A recent study from the AAA Foundation for Traffic Safety showed that driving while drowsy can be as dangerous as driving while intoxicated.
The study showed that drowsy driving is a factor in the causation of 17 percent of all fatal traffic accidents. This leads some to conclude that drowsy driving is as dangerous as driving while intoxicated. AAA director of traffic safety Jake Nelson stated, “If we’ve earned only four to five hours of sleep in a night the odds of getting into a car crash are the same as driving legally drunk due to alcohol.”
From a practical stand point, studies like this often fail to provide much incentive for people to change their behavior. Most people will rationalize that they would perform better than the average person or that this doesn’t apply to them for some reason or another. The problem, of course, is that no matter who you are, sleep deprivation causes a slowing in your reaction time and a decrease in the accuracy of your response to the situation. Moreover, you will not know this is the case until you are in the potentially fatal situation in your vehicle. Drivers who reported that they usually sleep for 4-5 hours per day had 5.4 times the crash rate of drivers who usually sleep 7 hours or more.
Even more compelling is that when compared to drivers who reported that they had slept their usual amount in the past 24 hours, drivers who reported they had slept:
- 1-2 hours less than usual had 1.3 times the crash rate
- 2-3 hours less than usual had 3.0 times the crash rate
- 3-4 hours less than usual had 2.1 times the crash rate
- 4 or more hours less than usual had 10.2 times the crash rate
The take away here is that drivers need to be aware of the effect that not getting their normal amount of sleep can have on their driving.

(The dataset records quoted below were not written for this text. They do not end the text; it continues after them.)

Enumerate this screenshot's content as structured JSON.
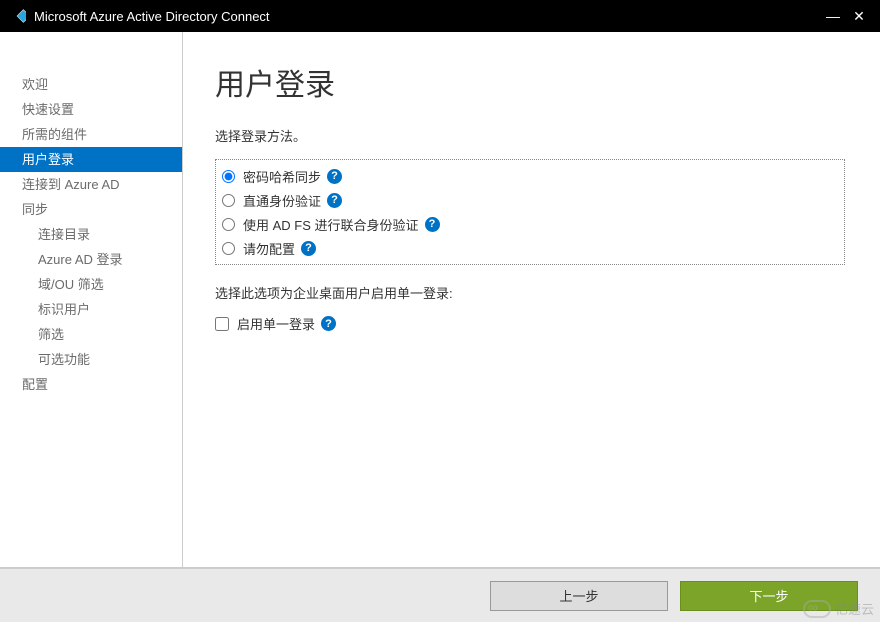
{
  "titlebar": {
    "title": "Microsoft Azure Active Directory Connect"
  },
  "sidebar": {
    "items": [
      {
        "label": "欢迎",
        "indent": 0,
        "active": false
      },
      {
        "label": "快速设置",
        "indent": 0,
        "active": false
      },
      {
        "label": "所需的组件",
        "indent": 0,
        "active": false
      },
      {
        "label": "用户登录",
        "indent": 0,
        "active": true
      },
      {
        "label": "连接到 Azure AD",
        "indent": 0,
        "active": false
      },
      {
        "label": "同步",
        "indent": 0,
        "active": false
      },
      {
        "label": "连接目录",
        "indent": 1,
        "active": false
      },
      {
        "label": "Azure AD 登录",
        "indent": 1,
        "active": false
      },
      {
        "label": "域/OU 筛选",
        "indent": 1,
        "active": false
      },
      {
        "label": "标识用户",
        "indent": 1,
        "active": false
      },
      {
        "label": "筛选",
        "indent": 1,
        "active": false
      },
      {
        "label": "可选功能",
        "indent": 1,
        "active": false
      },
      {
        "label": "配置",
        "indent": 0,
        "active": false
      }
    ]
  },
  "main": {
    "page_title": "用户登录",
    "signin_prompt": "选择登录方法。",
    "options": [
      {
        "label": "密码哈希同步",
        "checked": true
      },
      {
        "label": "直通身份验证",
        "checked": false
      },
      {
        "label": "使用 AD FS 进行联合身份验证",
        "checked": false
      },
      {
        "label": "请勿配置",
        "checked": false
      }
    ],
    "sso_prompt": "选择此选项为企业桌面用户启用单一登录:",
    "sso_checkbox_label": "启用单一登录",
    "sso_checked": false
  },
  "footer": {
    "prev": "上一步",
    "next": "下一步"
  },
  "watermark": "亿速云"
}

Moreover, if fatigued, the type of driving problem that you might encounter, veering out of your lane, for example, is the type of situation that can result in much worse than a fender bender. These mistakes can cause serious collisions that can have life altering consequences. So, like drinking and distracted driving, sleep-deprived driving is a very real problem that everyone needs to be aware of so they can protect themselves, their loved ones and their community.